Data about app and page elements

Segment Open

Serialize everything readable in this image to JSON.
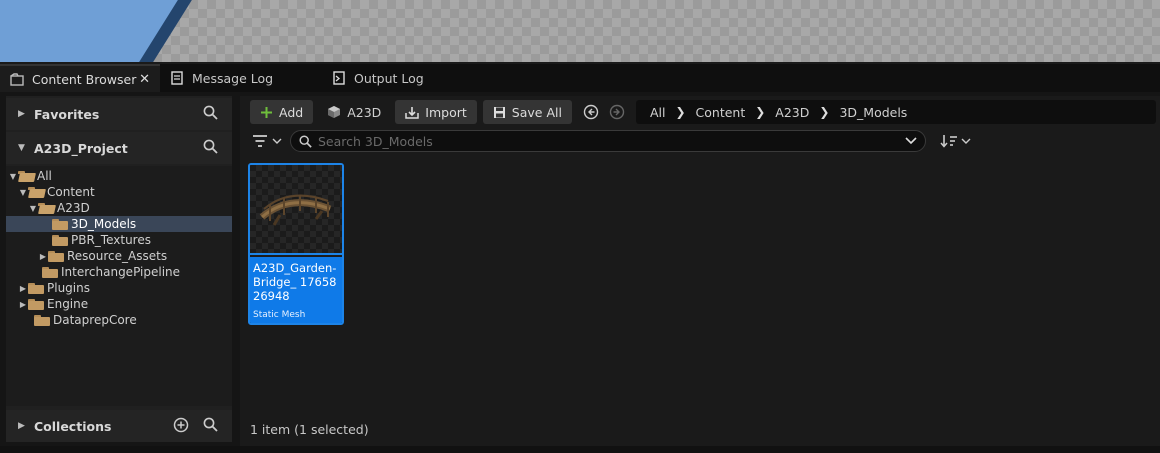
{
  "tabs": [
    {
      "label": "Content Browser",
      "active": true
    },
    {
      "label": "Message Log",
      "active": false
    },
    {
      "label": "Output Log",
      "active": false
    }
  ],
  "tab_close": "✕",
  "sidebar": {
    "favorites": "Favorites",
    "project": "A23D_Project",
    "collections": "Collections",
    "tree": [
      {
        "label": "All",
        "depth": 0,
        "expanded": true,
        "selected": false
      },
      {
        "label": "Content",
        "depth": 1,
        "expanded": true,
        "selected": false
      },
      {
        "label": "A23D",
        "depth": 2,
        "expanded": true,
        "selected": false
      },
      {
        "label": "3D_Models",
        "depth": 3,
        "expanded": false,
        "selected": true
      },
      {
        "label": "PBR_Textures",
        "depth": 3,
        "expanded": false,
        "selected": false
      },
      {
        "label": "Resource_Assets",
        "depth": 3,
        "expanded": false,
        "selected": false,
        "has_children": true
      },
      {
        "label": "InterchangePipeline",
        "depth": 2,
        "expanded": false,
        "selected": false
      },
      {
        "label": "Plugins",
        "depth": 1,
        "expanded": false,
        "selected": false,
        "has_children": true
      },
      {
        "label": "Engine",
        "depth": 1,
        "expanded": false,
        "selected": false,
        "has_children": true
      },
      {
        "label": "DataprepCore",
        "depth": 1,
        "expanded": false,
        "selected": false
      }
    ]
  },
  "toolbar": {
    "add": "Add",
    "a23d": "A23D",
    "import": "Import",
    "save_all": "Save All"
  },
  "breadcrumb": [
    "All",
    "Content",
    "A23D",
    "3D_Models"
  ],
  "search": {
    "placeholder": "Search 3D_Models"
  },
  "assets": [
    {
      "name": "A23D_Garden-Bridge_ 1765826948",
      "type": "Static Mesh",
      "selected": true
    }
  ],
  "status": "1 item (1 selected)",
  "colors": {
    "accent": "#0f7ae8",
    "folder": "#c29a63",
    "add_icon": "#6fbf3c"
  }
}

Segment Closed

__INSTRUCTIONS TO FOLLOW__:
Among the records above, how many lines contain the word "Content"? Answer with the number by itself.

__TASK RESPONSE__:
3